At this point in your project planning, you'll need to form (or have formed) your project team. You've clearly identified the project and its major deliverables so now you need the project team to begin contributing their ideas and expertise so the project gets off on the right foot. In Chapter 4 you learned about managing an IT project team and there's a lot of detail in that chapter that you might want to review. In this chapter, we discussed how to actually form the team.
You need to begin by defining your team requirements so you can be sure to include the right people with the right expertise at the right time in the right way. This is often best done without identifying specific people so you make sure you cover your project requirements before you get into specifics of people and personalities.
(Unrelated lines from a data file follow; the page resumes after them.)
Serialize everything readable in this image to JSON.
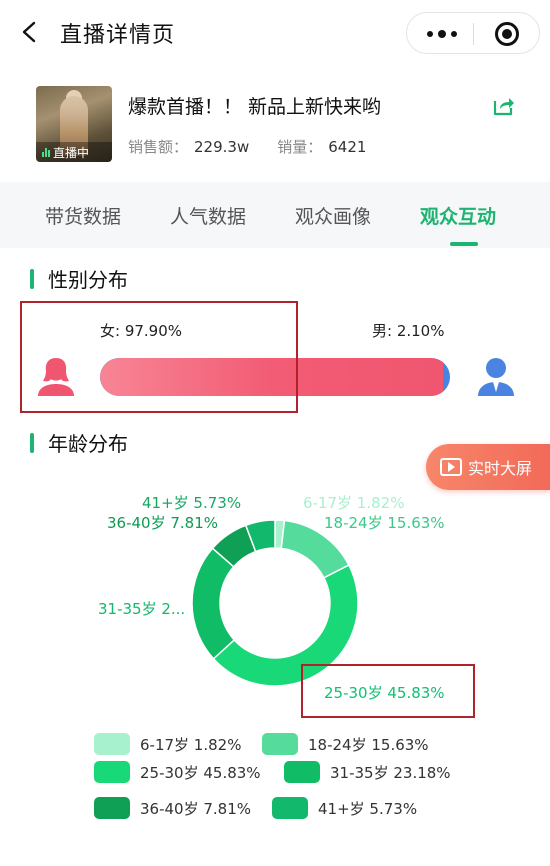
{
  "header": {
    "title": "直播详情页"
  },
  "product": {
    "title": "爆款首播！！ 新品上新快来哟",
    "live_tag": "直播中",
    "sales_label": "销售额：",
    "sales_value": "229.3w",
    "volume_label": "销量：",
    "volume_value": "6421"
  },
  "tabs": [
    {
      "label": "带货数据"
    },
    {
      "label": "人气数据"
    },
    {
      "label": "观众画像"
    },
    {
      "label": "观众互动"
    }
  ],
  "gender": {
    "title": "性别分布",
    "female_label": "女: 97.90%",
    "male_label": "男: 2.10%",
    "female_share": 0.979
  },
  "age": {
    "title": "年龄分布"
  },
  "realtime_button": {
    "label": "实时大屏"
  },
  "colors": {
    "accent": "#1db370",
    "female": "#f0566f",
    "male": "#4a84e0",
    "highlight_box": "#b0232a"
  },
  "chart_data": {
    "type": "pie",
    "donut": true,
    "categories": [
      "6-17岁",
      "18-24岁",
      "25-30岁",
      "31-35岁",
      "36-40岁",
      "41+岁"
    ],
    "values": [
      1.82,
      15.63,
      45.83,
      23.18,
      7.81,
      5.73
    ],
    "colors": [
      "#a7f1cf",
      "#55dc9d",
      "#18d878",
      "#10bd66",
      "#0fa055",
      "#12b86b"
    ],
    "slice_labels": [
      "6-17岁 1.82%",
      "18-24岁 15.63%",
      "25-30岁 45.83%",
      "31-35岁 2...",
      "36-40岁 7.81%",
      "41+岁 5.73%"
    ],
    "legend": [
      "6-17岁 1.82%",
      "18-24岁 15.63%",
      "25-30岁 45.83%",
      "31-35岁 23.18%",
      "36-40岁 7.81%",
      "41+岁 5.73%"
    ],
    "legend_position": "bottom"
  }
}
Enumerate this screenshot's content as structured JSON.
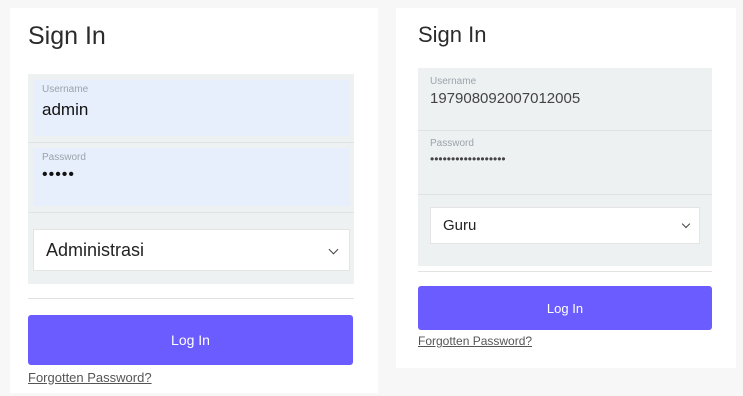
{
  "left": {
    "title": "Sign In",
    "username_label": "Username",
    "username_value": "admin",
    "password_label": "Password",
    "password_value": "•••••",
    "role_selected": "Administrasi",
    "login_label": "Log In",
    "forgot_label": "Forgotten Password?"
  },
  "right": {
    "title": "Sign In",
    "username_label": "Username",
    "username_value": "197908092007012005",
    "password_label": "Password",
    "password_value": "••••••••••••••••••",
    "role_selected": "Guru",
    "login_label": "Log In",
    "forgot_label": "Forgotten Password?"
  },
  "colors": {
    "accent": "#6b5cff",
    "field_bg": "#e8effc",
    "panel_bg": "#eef1f2"
  },
  "icons": {
    "select_chevron": "chevron-down-icon"
  }
}
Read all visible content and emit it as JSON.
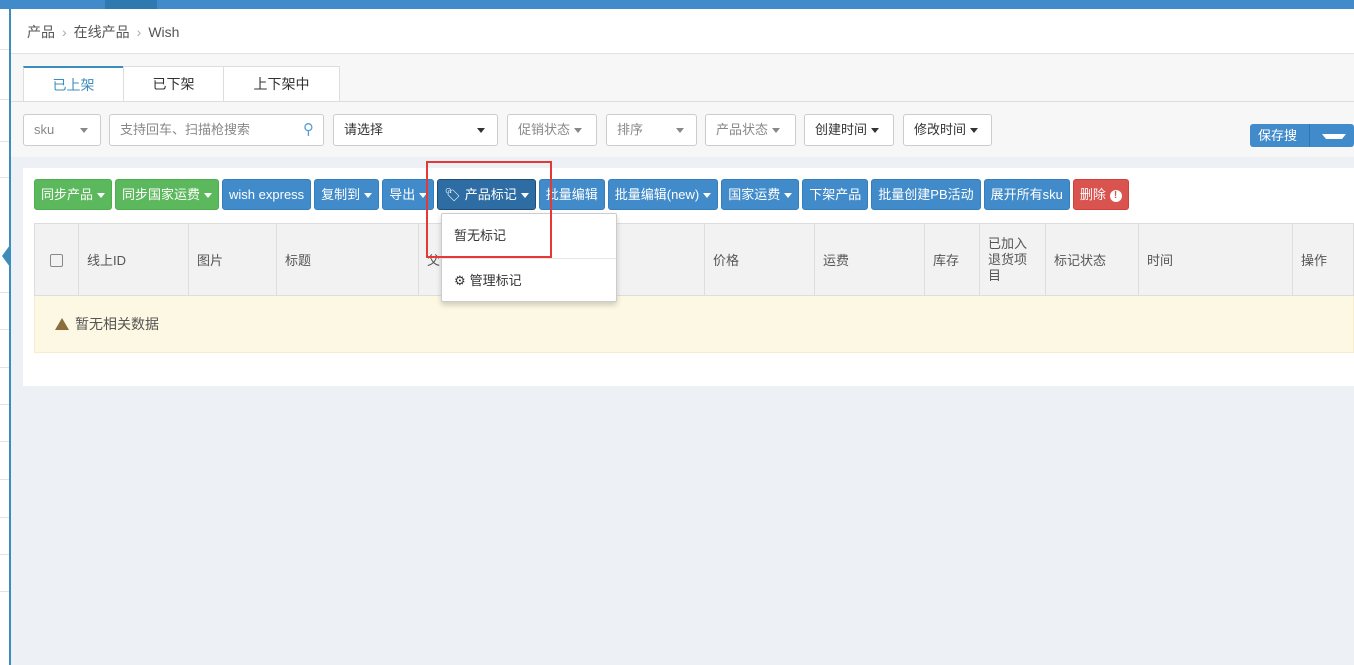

Once you've identified these requirements, you can begin looking at specific people and identifying who you need and what constraints might have to be considered.
Clearly defined roles and responsibilities are absolutely critical to project success because they help everyone know exactly what they should be doing. Sometimes it's helpful to define roles using the "is/is not" structure we discussed earlier in the book. Well-defined roles and responsibilities also help you hold team members individually accountable for results. Clear performance guidelines improve project sucsess and help make the performance evaluation process fair and consistent.
Sometimes it can be a challenge to actually get the needed staff assigned to your project. With some high profile, exciting, cutting-edge projects, it's relatively easy to get top-notch talent to volunteer or be assigned to the project. In other cases, it's more difficult. If at all possible, link participation in mundane projects to participation in the high profile projects to ensure that even the most boring, routine projects get their share of talented staff. Avoid accepting known troublemakers on the team by having an honest discussion with the project sponsor. A successful project starts with a strong project team and allowing a known disruptive influence on the team without at least pushing back will put your project at risk.
Once you've formed the team, you need to do a little work turning it from a group of individuals to a highly functional team. There are numerous ways to do this (review Chapter 4) and with a little creativity and effort, you can find ways to forge a team identity that will help propel the project toward success.